So they’re asking the state to require two proposed confined-animal feeding operations -- with a total of 14,400 swine in the Maumee River watershed -- to treat pig waste to the same standards as human sewage.
“For communities in the western basin, we’re bearing the cost of the algae problem in the lake,” Oregon City Administrator Mike Beazley said in a phone interview. “The state loves to talk about it. And likes to spend money on things that don’t really work... We’re just asking that they hold those facilities and industries to the same standards that they hold cities.”
Ohio has spent millions of dollars to address the annual scourge of toxic algae in Lake Erie. Family farmers have adopted new practices, to cut back on phosphorus from commercial fertilizers flowing into the water. Cities have added expensive technology to treat drinking water for toxins.
Still, EPA research shows no decrease in phosphorus flowing into the lake.
The bloom this year was extensive, despite the fact that a rainy spring kept many farmers from planting fields and spreading fertilizer.
The Chicago-based Environmental Law and Policy Center is suing the U.S. EPA over the pollution, arguing the agency must force Ohio to set a total maximum daily load of phosphorus allowed in the Maumee River. Lucas County has joined the lawsuit, and the cities of Toledo and Oregon have been recognized as interested parties.
“The state has spent way over $1 billion and it’s manifestly not working,” said Rob Michaels, an attorney for the Environmental Law and Policy Center. “New confined animal feeding operations have been springing up all over the watershed… The idea that they want to pursue alternatives and build on that is plainly incorrect. It’s like a kid’s excuse for not doing their homework. It makes no sense.”
Last week, during a four-hour hearing, a federal judge said he did not understand how Ohio plans to meet its pledge of reducing phosphorus by 40 percent by 2025, under a 2016 pact with Ontario and Michigan.

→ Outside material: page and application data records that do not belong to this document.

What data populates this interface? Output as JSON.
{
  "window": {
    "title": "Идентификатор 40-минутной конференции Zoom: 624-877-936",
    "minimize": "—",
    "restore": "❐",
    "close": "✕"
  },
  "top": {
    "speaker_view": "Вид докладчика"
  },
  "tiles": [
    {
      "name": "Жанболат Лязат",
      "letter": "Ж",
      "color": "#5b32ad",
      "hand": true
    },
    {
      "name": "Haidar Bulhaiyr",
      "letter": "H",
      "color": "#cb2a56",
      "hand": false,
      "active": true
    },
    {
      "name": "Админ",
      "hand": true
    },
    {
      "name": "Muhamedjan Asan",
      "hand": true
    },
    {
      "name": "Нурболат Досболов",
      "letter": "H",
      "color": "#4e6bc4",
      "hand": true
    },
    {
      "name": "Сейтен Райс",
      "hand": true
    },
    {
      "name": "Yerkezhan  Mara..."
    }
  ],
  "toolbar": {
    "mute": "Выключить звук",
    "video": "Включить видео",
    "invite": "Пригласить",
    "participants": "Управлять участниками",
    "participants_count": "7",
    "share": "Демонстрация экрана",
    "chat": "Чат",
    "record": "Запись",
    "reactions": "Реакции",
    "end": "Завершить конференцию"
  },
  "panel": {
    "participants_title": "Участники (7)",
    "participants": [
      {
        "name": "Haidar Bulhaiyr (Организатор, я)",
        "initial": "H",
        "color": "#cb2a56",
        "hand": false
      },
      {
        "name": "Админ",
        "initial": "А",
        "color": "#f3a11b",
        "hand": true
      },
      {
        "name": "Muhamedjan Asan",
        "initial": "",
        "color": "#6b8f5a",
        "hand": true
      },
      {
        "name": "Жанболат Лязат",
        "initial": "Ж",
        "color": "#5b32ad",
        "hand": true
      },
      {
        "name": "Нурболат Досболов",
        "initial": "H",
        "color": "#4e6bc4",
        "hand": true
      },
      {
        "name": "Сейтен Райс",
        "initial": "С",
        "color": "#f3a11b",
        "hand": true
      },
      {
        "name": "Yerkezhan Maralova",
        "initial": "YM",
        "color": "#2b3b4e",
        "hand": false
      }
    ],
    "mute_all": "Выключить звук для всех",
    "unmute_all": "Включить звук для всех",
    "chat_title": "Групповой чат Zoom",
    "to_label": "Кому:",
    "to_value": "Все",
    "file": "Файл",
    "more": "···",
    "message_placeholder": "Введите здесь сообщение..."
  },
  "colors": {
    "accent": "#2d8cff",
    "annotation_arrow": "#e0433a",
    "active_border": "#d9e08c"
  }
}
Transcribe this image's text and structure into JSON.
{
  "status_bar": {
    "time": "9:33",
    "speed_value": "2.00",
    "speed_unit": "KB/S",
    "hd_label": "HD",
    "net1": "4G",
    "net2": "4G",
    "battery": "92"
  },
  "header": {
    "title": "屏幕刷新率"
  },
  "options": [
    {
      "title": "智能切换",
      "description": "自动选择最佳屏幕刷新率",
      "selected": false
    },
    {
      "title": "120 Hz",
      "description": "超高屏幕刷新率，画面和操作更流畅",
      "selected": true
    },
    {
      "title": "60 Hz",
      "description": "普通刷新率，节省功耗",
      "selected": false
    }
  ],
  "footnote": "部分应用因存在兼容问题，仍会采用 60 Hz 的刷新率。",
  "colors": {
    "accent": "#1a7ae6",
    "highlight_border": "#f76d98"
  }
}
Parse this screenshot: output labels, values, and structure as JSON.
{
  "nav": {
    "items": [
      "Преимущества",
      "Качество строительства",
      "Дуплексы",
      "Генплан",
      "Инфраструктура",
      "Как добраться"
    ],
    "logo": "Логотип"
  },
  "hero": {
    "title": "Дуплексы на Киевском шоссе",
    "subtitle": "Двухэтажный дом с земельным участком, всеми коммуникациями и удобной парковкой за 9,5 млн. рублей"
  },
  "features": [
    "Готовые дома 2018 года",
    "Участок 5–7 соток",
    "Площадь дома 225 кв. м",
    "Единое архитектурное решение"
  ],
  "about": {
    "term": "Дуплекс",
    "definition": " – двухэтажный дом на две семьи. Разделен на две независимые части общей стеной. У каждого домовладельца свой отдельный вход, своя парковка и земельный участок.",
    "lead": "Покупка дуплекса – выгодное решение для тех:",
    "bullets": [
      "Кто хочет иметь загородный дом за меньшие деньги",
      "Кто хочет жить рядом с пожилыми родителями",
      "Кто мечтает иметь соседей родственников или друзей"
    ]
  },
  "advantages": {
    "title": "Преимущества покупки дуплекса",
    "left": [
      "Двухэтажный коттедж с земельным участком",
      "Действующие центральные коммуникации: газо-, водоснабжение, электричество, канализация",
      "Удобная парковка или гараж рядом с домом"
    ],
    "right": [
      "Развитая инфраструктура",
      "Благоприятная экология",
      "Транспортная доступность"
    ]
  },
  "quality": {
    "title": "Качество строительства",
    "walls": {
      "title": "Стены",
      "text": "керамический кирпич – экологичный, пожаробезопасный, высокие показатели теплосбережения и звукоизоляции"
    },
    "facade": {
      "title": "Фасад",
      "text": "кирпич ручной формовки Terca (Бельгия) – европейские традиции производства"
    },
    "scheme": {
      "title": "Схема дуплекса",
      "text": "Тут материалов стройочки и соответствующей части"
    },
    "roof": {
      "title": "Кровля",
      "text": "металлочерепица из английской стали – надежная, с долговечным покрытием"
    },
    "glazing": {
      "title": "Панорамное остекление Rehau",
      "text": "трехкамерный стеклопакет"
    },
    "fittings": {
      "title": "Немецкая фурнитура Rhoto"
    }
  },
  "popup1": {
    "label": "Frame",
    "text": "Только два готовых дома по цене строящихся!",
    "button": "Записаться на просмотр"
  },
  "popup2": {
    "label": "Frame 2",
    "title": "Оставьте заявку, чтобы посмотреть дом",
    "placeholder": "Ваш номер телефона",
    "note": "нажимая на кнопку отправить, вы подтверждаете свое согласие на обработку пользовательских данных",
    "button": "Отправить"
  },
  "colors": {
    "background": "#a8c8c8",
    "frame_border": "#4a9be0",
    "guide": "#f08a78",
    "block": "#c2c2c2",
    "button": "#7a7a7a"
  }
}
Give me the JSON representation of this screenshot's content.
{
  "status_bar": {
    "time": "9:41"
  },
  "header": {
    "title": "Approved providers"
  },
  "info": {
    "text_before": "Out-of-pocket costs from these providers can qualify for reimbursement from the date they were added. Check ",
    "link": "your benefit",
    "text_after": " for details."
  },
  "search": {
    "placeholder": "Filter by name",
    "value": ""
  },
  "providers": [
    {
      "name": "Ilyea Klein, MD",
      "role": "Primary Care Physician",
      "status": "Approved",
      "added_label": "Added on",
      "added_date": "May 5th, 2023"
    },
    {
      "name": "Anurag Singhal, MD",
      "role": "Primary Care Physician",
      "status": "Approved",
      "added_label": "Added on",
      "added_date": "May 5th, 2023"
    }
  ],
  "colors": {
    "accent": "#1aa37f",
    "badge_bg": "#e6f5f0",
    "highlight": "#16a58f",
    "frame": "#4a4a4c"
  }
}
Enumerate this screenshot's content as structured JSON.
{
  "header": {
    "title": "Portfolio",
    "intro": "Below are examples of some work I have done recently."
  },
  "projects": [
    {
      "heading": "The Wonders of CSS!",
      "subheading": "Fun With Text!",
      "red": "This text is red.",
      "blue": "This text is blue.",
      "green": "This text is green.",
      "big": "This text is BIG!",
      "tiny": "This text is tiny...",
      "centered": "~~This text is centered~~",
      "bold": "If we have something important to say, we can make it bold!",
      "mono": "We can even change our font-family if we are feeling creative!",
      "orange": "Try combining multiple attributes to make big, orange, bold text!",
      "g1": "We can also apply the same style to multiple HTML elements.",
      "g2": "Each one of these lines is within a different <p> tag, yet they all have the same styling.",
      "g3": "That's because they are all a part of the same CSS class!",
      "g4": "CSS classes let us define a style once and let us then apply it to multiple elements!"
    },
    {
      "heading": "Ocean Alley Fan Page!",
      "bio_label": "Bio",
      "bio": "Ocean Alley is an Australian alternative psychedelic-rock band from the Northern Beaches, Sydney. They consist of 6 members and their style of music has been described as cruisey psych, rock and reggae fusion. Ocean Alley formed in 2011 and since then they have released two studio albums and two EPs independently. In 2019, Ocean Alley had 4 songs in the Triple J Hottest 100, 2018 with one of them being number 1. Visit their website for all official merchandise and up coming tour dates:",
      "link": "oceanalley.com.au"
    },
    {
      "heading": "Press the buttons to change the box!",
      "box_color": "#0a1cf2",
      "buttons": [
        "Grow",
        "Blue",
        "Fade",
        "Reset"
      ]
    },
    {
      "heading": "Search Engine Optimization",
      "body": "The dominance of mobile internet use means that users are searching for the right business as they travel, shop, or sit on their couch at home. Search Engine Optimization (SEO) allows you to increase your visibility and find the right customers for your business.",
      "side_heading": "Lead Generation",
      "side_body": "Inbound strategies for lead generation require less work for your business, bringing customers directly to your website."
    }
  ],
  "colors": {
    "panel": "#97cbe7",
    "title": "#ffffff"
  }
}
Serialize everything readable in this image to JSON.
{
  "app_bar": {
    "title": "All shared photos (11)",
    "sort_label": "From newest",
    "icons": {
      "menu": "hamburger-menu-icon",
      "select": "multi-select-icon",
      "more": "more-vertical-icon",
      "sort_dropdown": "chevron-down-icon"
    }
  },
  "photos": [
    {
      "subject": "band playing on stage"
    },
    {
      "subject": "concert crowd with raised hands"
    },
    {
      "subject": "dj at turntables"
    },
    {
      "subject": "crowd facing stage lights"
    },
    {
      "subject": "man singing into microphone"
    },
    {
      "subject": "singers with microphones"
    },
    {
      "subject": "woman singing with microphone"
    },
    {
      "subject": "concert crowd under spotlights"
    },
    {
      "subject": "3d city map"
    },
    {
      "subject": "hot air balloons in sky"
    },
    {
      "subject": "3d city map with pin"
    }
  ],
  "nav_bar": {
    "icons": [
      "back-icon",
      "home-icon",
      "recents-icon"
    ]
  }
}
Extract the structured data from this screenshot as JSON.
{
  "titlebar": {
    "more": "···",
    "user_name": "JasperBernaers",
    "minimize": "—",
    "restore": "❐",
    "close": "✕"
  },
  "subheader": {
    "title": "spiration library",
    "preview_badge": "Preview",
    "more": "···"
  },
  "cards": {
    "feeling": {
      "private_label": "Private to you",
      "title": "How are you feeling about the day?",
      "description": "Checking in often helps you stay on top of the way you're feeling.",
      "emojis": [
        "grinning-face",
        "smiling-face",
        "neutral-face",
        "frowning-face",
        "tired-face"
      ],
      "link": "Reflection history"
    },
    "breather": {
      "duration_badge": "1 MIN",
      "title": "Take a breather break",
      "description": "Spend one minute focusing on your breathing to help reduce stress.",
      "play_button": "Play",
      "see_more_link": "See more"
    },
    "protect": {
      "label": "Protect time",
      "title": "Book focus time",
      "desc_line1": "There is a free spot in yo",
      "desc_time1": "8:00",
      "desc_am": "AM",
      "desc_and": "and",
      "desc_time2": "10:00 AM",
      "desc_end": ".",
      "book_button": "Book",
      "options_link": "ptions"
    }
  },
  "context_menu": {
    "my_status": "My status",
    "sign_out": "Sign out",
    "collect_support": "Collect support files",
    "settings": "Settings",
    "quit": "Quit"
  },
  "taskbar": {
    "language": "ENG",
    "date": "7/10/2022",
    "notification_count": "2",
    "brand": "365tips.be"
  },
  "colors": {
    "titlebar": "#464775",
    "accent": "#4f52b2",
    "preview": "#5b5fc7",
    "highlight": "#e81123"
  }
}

The state is nowhere near meeting an interim goal of 20 percent by 2020.